Such provisions might include: (a) allowing less wealthy spouse's earnings during marriage to be excluded from division; (b) creating a fund sufficient to maintain the spouse for a period of time or in a set amount for each year the marriage survives; (c) providing for spousal support at an amount set by the court but for a period longer than likely to be ordered in the state in question; (d) each party agreeing to be gainfully employed during the marriage; (e) one party expressly explaining why he or she will not work after marriage, e.g. expressly acknowledging the other spouse is and will remain retired or that the other spouse is well qualified to work but freely chooses not to do so; (f) a wealthier party expressly assuming a financial obligation towards the pre-existing children of the other spouse or the parents of the other spouse; (g) one party assuming the debts of the other party; (h) special provisions in the event children are born; (i) a provision for inflation; and (j) a “sunset” provision.
18. Define marriage termination.
Prenuptial agreements in the U.S. usually specify when the marriage is to be deemed ended for the purpose of the agreement upon a physical separation, upon a written notice from one party to the other, upon the filing of a divorce or upon the issuance of a divorce judgment?
19. Death provisions.
It is customary to include specific provisions to deal with the potential death of either spouse such as a waiver of inheritance rights upon the initiation of a divorce or separation case or a provision for payment of a specified amount if a death occurs during the marriage or a provision requiring that a certain amount of life insurance be funded during the marriage.
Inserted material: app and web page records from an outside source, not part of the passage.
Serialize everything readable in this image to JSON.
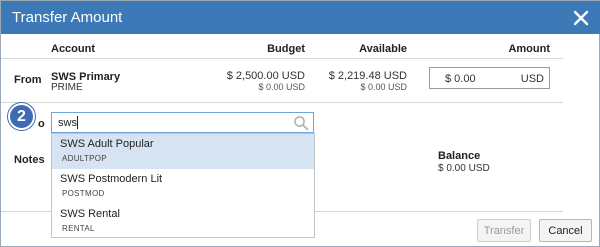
{
  "dialog": {
    "title": "Transfer Amount",
    "close_icon": "close-icon"
  },
  "columns": {
    "account": "Account",
    "budget": "Budget",
    "available": "Available",
    "amount": "Amount"
  },
  "from": {
    "label": "From",
    "account_name": "SWS Primary",
    "account_code": "PRIME",
    "budget": "$ 2,500.00 USD",
    "budget_sub": "$ 0.00 USD",
    "available": "$ 2,219.48 USD",
    "available_sub": "$ 0.00 USD",
    "amount_value": "$ 0.00",
    "amount_currency": "USD"
  },
  "to": {
    "step_number": "2",
    "label_fragment": "o",
    "search_value": "sws",
    "search_icon": "search-icon",
    "options": [
      {
        "name": "SWS Adult Popular",
        "code": "ADULTPOP",
        "selected": true
      },
      {
        "name": "SWS Postmodern Lit",
        "code": "POSTMOD",
        "selected": false
      },
      {
        "name": "SWS Rental",
        "code": "RENTAL",
        "selected": false
      }
    ]
  },
  "notes": {
    "label": "Notes",
    "balance_label": "Balance",
    "balance_value": "$ 0.00 USD"
  },
  "footer": {
    "transfer_label": "Transfer",
    "cancel_label": "Cancel"
  },
  "colors": {
    "titlebar": "#3d78b7",
    "badge": "#3f6bb4",
    "selected_option": "#d6e3f3"
  }
}
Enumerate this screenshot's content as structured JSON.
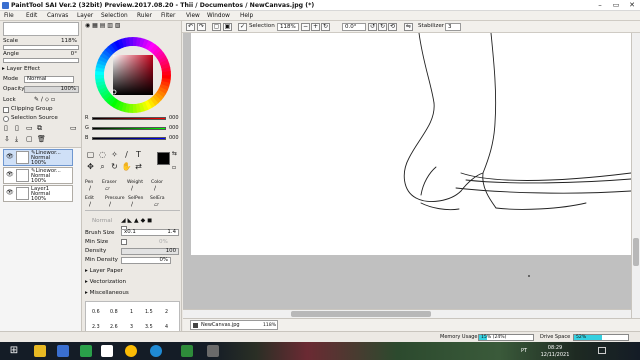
{
  "window": {
    "title": "PaintTool SAI Ver.2 (32bit) Preview.2017.08.20 - Thii / Documentos / NewCanvas.jpg (*)"
  },
  "menubar": [
    "File",
    "Edit",
    "Canvas",
    "Layer",
    "Selection",
    "Ruler",
    "Filter",
    "View",
    "Window",
    "Help"
  ],
  "tool_options": {
    "selection_label": "Selection",
    "zoom": "118%",
    "rotation": "0.0°",
    "stabilizer_label": "Stabilizer",
    "stabilizer_value": "3"
  },
  "left_panel": {
    "scale_label": "Scale",
    "scale_value": "118%",
    "angle_label": "Angle",
    "angle_value": "0°",
    "layer_effect": "Layer Effect",
    "mode_label": "Mode",
    "mode_value": "Normal",
    "opacity_label": "Opacity",
    "opacity_value": "100%",
    "lock_label": "Lock",
    "clipping_group": "Clipping Group",
    "selection_source": "Selection Source",
    "layers": [
      {
        "name": "Linewor...",
        "mode": "Normal",
        "opacity": "100%",
        "selected": true
      },
      {
        "name": "Linewor...",
        "mode": "Normal",
        "opacity": "100%",
        "selected": false
      },
      {
        "name": "Layer1",
        "mode": "Normal",
        "opacity": "100%",
        "selected": false
      }
    ]
  },
  "color_panel": {
    "selected_color": "#5a0a10",
    "r_label": "R",
    "r_value": "000",
    "g_label": "G",
    "g_value": "000",
    "b_label": "B",
    "b_value": "000",
    "current_color": "#000000"
  },
  "tool_panel": {
    "brush_row1": [
      "Pen",
      "Eraser",
      "Weight",
      "Color"
    ],
    "brush_row2": [
      "Edit",
      "Pressure",
      "SelPen",
      "SelEra"
    ],
    "blend_label": "Normal",
    "brush_size_label": "Brush Size",
    "brush_size_mult": "x0.1",
    "brush_size_value": "1.4",
    "min_size_label": "Min Size",
    "min_size_value": "0%",
    "density_label": "Density",
    "density_value": "100",
    "min_density_label": "Min Density",
    "min_density_value": "0%",
    "layer_paper": "Layer Paper",
    "vectorization": "Vectorization",
    "miscellaneous": "Miscellaneous",
    "presets_row1": [
      "0.6",
      "0.8",
      "1",
      "1.5",
      "2"
    ],
    "presets_row2": [
      "2.3",
      "2.6",
      "3",
      "3.5",
      "4"
    ],
    "presets_partial": [
      "",
      "",
      "",
      "",
      ""
    ]
  },
  "navigator": {
    "tab_label": "NewCanvas.jpg",
    "zoom": "118%"
  },
  "statusbar": {
    "memory_label": "Memory Usage",
    "memory_value": "15% (24%)",
    "memory_fill": 0.15,
    "drive_label": "Drive Space",
    "drive_value": "52%",
    "drive_fill": 0.52
  },
  "taskbar": {
    "time": "08:29",
    "date": "12/11/2021",
    "lang": "PT"
  },
  "colors": {
    "accent": "#3a6fd0",
    "meter_fill": "#35d0e0",
    "taskbar": "#141c26"
  }
}
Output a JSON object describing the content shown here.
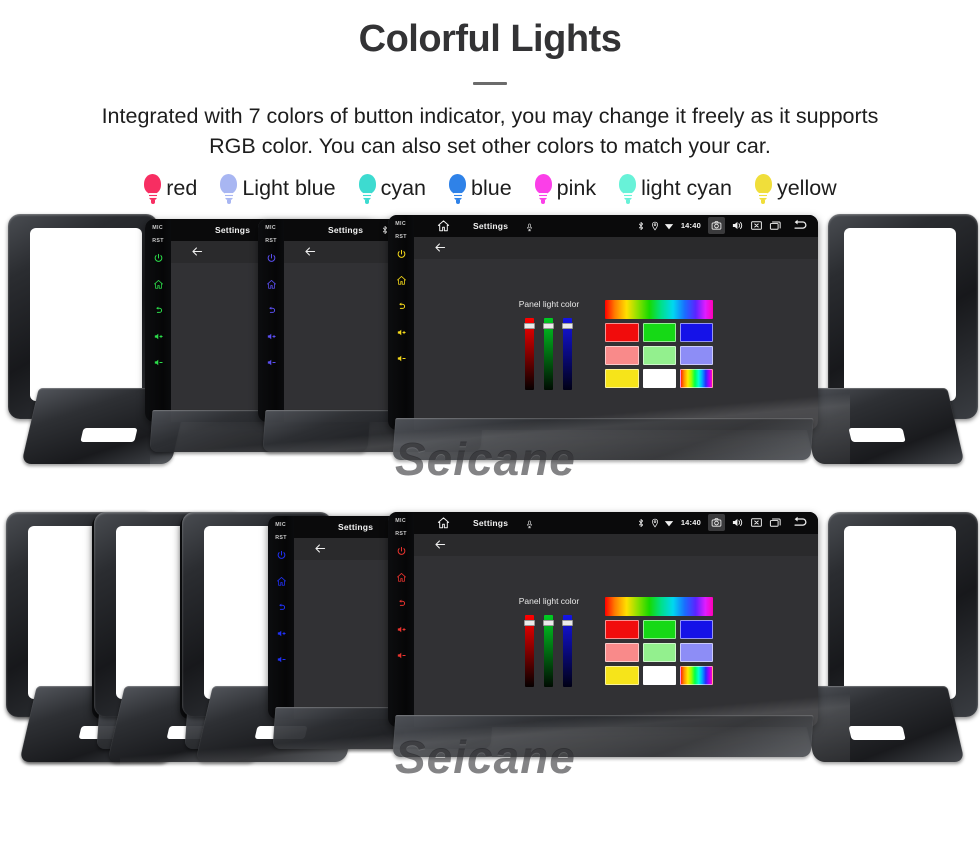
{
  "header": {
    "title": "Colorful Lights",
    "subtitle": "Integrated with 7 colors of button indicator, you may change it freely as it supports RGB color. You can also set other colors to match your car."
  },
  "legend": {
    "items": [
      {
        "label": "red",
        "color": "#f72e62",
        "icon": "bulb-icon"
      },
      {
        "label": "Light blue",
        "color": "#a8b6f2",
        "icon": "bulb-icon"
      },
      {
        "label": "cyan",
        "color": "#3ddbd0",
        "icon": "bulb-icon"
      },
      {
        "label": "blue",
        "color": "#2f82e8",
        "icon": "bulb-icon"
      },
      {
        "label": "pink",
        "color": "#fb3fe8",
        "icon": "bulb-icon"
      },
      {
        "label": "light cyan",
        "color": "#68f2d8",
        "icon": "bulb-icon"
      },
      {
        "label": "yellow",
        "color": "#f0de3a",
        "icon": "bulb-icon"
      }
    ]
  },
  "screen": {
    "statusbar": {
      "home_icon": "home-icon",
      "title": "Settings",
      "mic_icon": "mic-icon",
      "bluetooth_icon": "bluetooth-icon",
      "location_icon": "location-pin-icon",
      "wifi_icon": "wifi-icon",
      "time": "14:40",
      "camera_icon": "camera-icon",
      "volume_icon": "volume-icon",
      "close_icon": "close-box-icon",
      "recents_icon": "recent-apps-icon",
      "back_icon": "back-arrow-icon"
    },
    "appbar": {
      "back_icon": "back-arrow-icon"
    },
    "settings": {
      "panel_label": "Panel light color",
      "sliders": [
        {
          "name": "red-channel-slider",
          "top": "#ff0000",
          "bottom": "#050000",
          "value_pct": 92
        },
        {
          "name": "green-channel-slider",
          "top": "#00cc22",
          "bottom": "#000b02",
          "value_pct": 92
        },
        {
          "name": "blue-channel-slider",
          "top": "#1414e6",
          "bottom": "#000014",
          "value_pct": 92
        }
      ],
      "rainbow_bar": "rainbow-gradient-bar",
      "swatches": [
        [
          {
            "name": "swatch-red",
            "color": "#f10c0c"
          },
          {
            "name": "swatch-green",
            "color": "#16d916"
          },
          {
            "name": "swatch-blue",
            "color": "#1512e8"
          }
        ],
        [
          {
            "name": "swatch-salmon",
            "color": "#f98a8a"
          },
          {
            "name": "swatch-lightgreen",
            "color": "#93f08e"
          },
          {
            "name": "swatch-periwinkle",
            "color": "#8d8df6"
          }
        ],
        [
          {
            "name": "swatch-yellow",
            "color": "#f6e41a"
          },
          {
            "name": "swatch-white",
            "color": "#ffffff"
          },
          {
            "name": "swatch-rainbow",
            "color": "rainbow"
          }
        ]
      ]
    },
    "side_buttons": {
      "mic_label": "MIC",
      "rst_label": "RST",
      "icons": [
        "power-icon",
        "home-icon",
        "back-icon",
        "volume-up-icon",
        "volume-down-icon"
      ]
    }
  },
  "watermark": {
    "text": "Seicane"
  },
  "rows": [
    {
      "name": "product-row-top",
      "units": [
        {
          "name": "head-unit-green",
          "led_color": "#2cdd4a"
        },
        {
          "name": "head-unit-violet",
          "led_color": "#5a4ef0"
        },
        {
          "name": "head-unit-yellow",
          "led_color": "#f4d81a"
        }
      ]
    },
    {
      "name": "product-row-bottom",
      "units": [
        {
          "name": "head-unit-red",
          "led_color": "#f01c1c"
        },
        {
          "name": "head-unit-green",
          "led_color": "#2cdd4a"
        },
        {
          "name": "head-unit-blue",
          "led_color": "#2030f5"
        },
        {
          "name": "head-unit-red-2",
          "led_color": "#e8332e"
        }
      ]
    }
  ]
}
Often such provisions begin with a complete and express mutual waiver of all rights to a share in the other's property upon death and then an express designation of the specific rights that each will be entitled to.
It is probably appropriate to provide “famous” people with a provision barring publicity of private matters and authorizing strong remedies for a violation of such provision.
21. International relocation.
If one spouse is relocating or has recently relocated internationally, consider some provisions to handle the consequences. Possibilities include: (a) a provision that if the marriage ends and if a spouse wishes to “return home” the other spouse will fund such a return; (b) a provision that the parties will relocate to the other country within a designated period of time (Note: This can create enormous problems, not only with enforceability but also with “fairness” since if the relocation does not occur an unfairness claim might be enhanced).
*Jeremy D. Morley consults on international family law matters with clients globally, always working with local counsel as appropriate. He may be reached at +1- 212-372-3425 and through his website, www.international-divorce.com. Jeremy has handled hundreds of child custody and abduction cases and has written the leading treatises on international family law.